A compact dishwasher has the same depth and height rough opening measurements. But the width is 18 inches. Similarly, an oversized dishwasher requires the same depth and height - with a width of 30-42 inches.
For more information on dishwasher sizes, read: What's The Typical Dishwasher Height? [Inc. ADA Dishwashers]
What Goes Around A Dishwasher?
Dishwashers typically come with an insulation blanket. You might think it's just packing material. But it's an important piece that needs to go around the dishwasher.
The insulation blanket keeps in the heat from the dishwasher. This protects your nearby surfaces from too much damaging heat. It also helps reduce the noise since it absorbs and dampens sound.
Accidentally threw out your insulation? Or is your dishwasher too loud, making you think it's time for a better blanket? No worries - find some ceramic fiber insulation.
Ceramic fiber is one of the best choices for a dishwasher. It has some of the best protection against sound, vibration, and heat. For example, this one is rated for up to 2400 degrees Fahrenheit!
How Hot Does A Dishwasher Get?
If you think that insulation rated to withstand temperatures of 2400 degrees is overkill...well, you're probably right. Ceramic fiber insulation is useful for lots of things, not just dishwashers. Does your dishwasher need insulation that can get that hot safely? Not really.
A dishwasher can get pretty warm during the cleaning cycle, though. An older dishwasher will only achieve water temperatures as high as your home's water heater allows. Typically, this is somewhere between 120-140 degrees (depending on your settings).
Newer dishwashers may have their own internal heaters to make cleaning a bit more efficient. For example, some dishwashers claim to have sanitizing properties. Dishwashers must reach 150 degrees Fahrenheit during the final extended hot water rinse to be able to say they can sanitize, according to the National Sanitation Foundation.
Water isn't the only thing making your dishwasher hot. A heating element used during the drying cycle can heat the dishwasher anywhere from 110 to around 170 degrees.
Should The Dishwasher Be Flush With The Cabinets?
Usually, the dishwasher door is not flush with the cabinets. The only exception is fully integrated dishwashers.
A fully integrated dishwasher sits flush to the cabinets. The control panel is also hidden inside the door. As a result, these dishwashers are undetectable. You wouldn't know, to look, that it's even a dishwasher.
You can read more about integrated dishwashers here: Do Integrated Dishwashers Need A Cabinet?
But standard dishwashers, on the other hand, usually protrude out a few inches. The front of the dishwasher (not the door) is flush with the cabinets. The door itself sticks out just past the cabinets.
Read more about dishwasher placement here:
Most dishwashers are about the same standard size, and as a result, your new dishwasher should fit into the space left by your old one. The exception to this, of course, is oversized or compact dishwashers. However, even oversized or compact dishwashers tend to come in standard sizes, making swapping an old and new machine easier.

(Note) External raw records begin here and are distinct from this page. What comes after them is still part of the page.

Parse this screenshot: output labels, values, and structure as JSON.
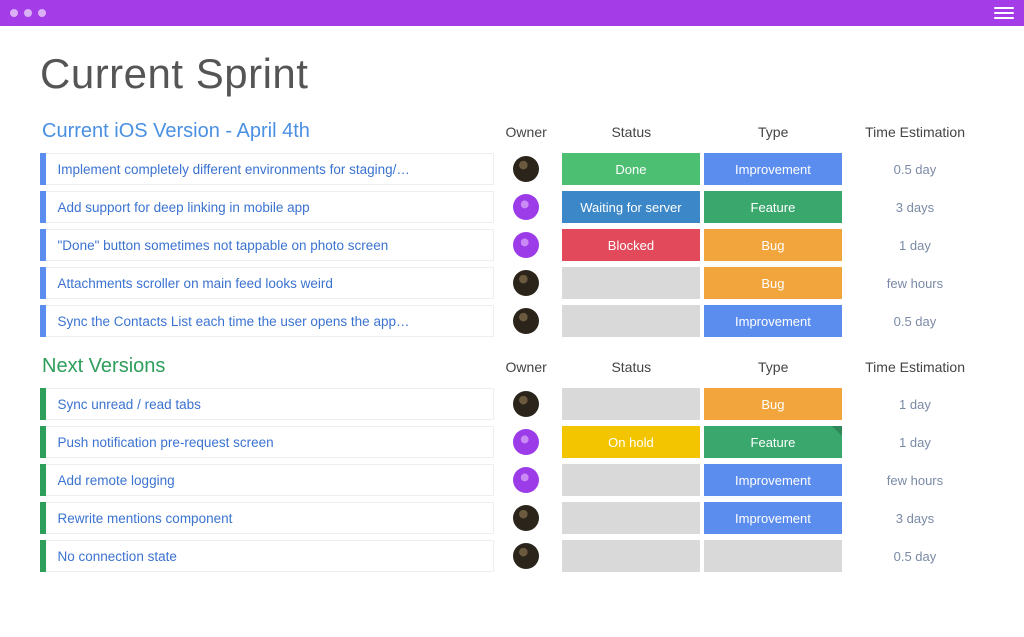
{
  "colors": {
    "titlebar": "#a43ce8",
    "stripe_current": "#5b8def",
    "stripe_next": "#2e9e5b",
    "group_title_current": "#4a90e2",
    "group_title_next": "#2e9e5b",
    "status": {
      "Done": "#4cbf73",
      "Waiting for server": "#3b87c8",
      "Blocked": "#e24a5b",
      "On hold": "#f2c500",
      "empty": "#d9d9d9"
    },
    "type": {
      "Improvement": "#5b8def",
      "Feature": "#3aa76d",
      "Bug": "#f2a53c"
    }
  },
  "page": {
    "title": "Current Sprint"
  },
  "columns": {
    "owner": "Owner",
    "status": "Status",
    "type": "Type",
    "time": "Time Estimation"
  },
  "groups": [
    {
      "id": "current",
      "title": "Current iOS Version - April 4th",
      "title_color": "group_title_current",
      "stripe_color": "stripe_current",
      "rows": [
        {
          "name": "Implement completely different environments for staging/…",
          "owner": "dark",
          "status": "Done",
          "type": "Improvement",
          "time": "0.5 day"
        },
        {
          "name": "Add support for deep linking in mobile app",
          "owner": "purple",
          "status": "Waiting for server",
          "type": "Feature",
          "time": "3 days"
        },
        {
          "name": "\"Done\" button sometimes not tappable on photo screen",
          "owner": "purple",
          "status": "Blocked",
          "type": "Bug",
          "time": "1 day"
        },
        {
          "name": "Attachments scroller on main feed looks weird",
          "owner": "dark",
          "status": "",
          "type": "Bug",
          "time": "few hours"
        },
        {
          "name": "Sync the Contacts List each time the user opens the app…",
          "owner": "dark",
          "status": "",
          "type": "Improvement",
          "time": "0.5 day"
        }
      ]
    },
    {
      "id": "next",
      "title": "Next Versions",
      "title_color": "group_title_next",
      "stripe_color": "stripe_next",
      "rows": [
        {
          "name": "Sync unread / read tabs",
          "owner": "dark",
          "status": "",
          "type": "Bug",
          "time": "1 day"
        },
        {
          "name": "Push notification pre-request screen",
          "owner": "purple",
          "status": "On hold",
          "type": "Feature",
          "time": "1 day",
          "type_dogear": true
        },
        {
          "name": "Add remote logging",
          "owner": "purple",
          "status": "",
          "type": "Improvement",
          "time": "few hours"
        },
        {
          "name": "Rewrite mentions component",
          "owner": "dark",
          "status": "",
          "type": "Improvement",
          "time": "3 days"
        },
        {
          "name": "No connection state",
          "owner": "dark",
          "status": "",
          "type": "",
          "time": "0.5 day"
        }
      ]
    }
  ]
}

If your dishwasher has a gap between it and the countertop, you can try adjusting the legs. Most machines have adjustable feet for this purpose. If that doesn't help, elevate the dishwasher with two planks of wood under the left and right legs. The metal plate at the bottom of the dishwasher usually extends to cover the "risers." If it doesn't, you can simply cover the gap at the bottom with a piece of painted wood or molding.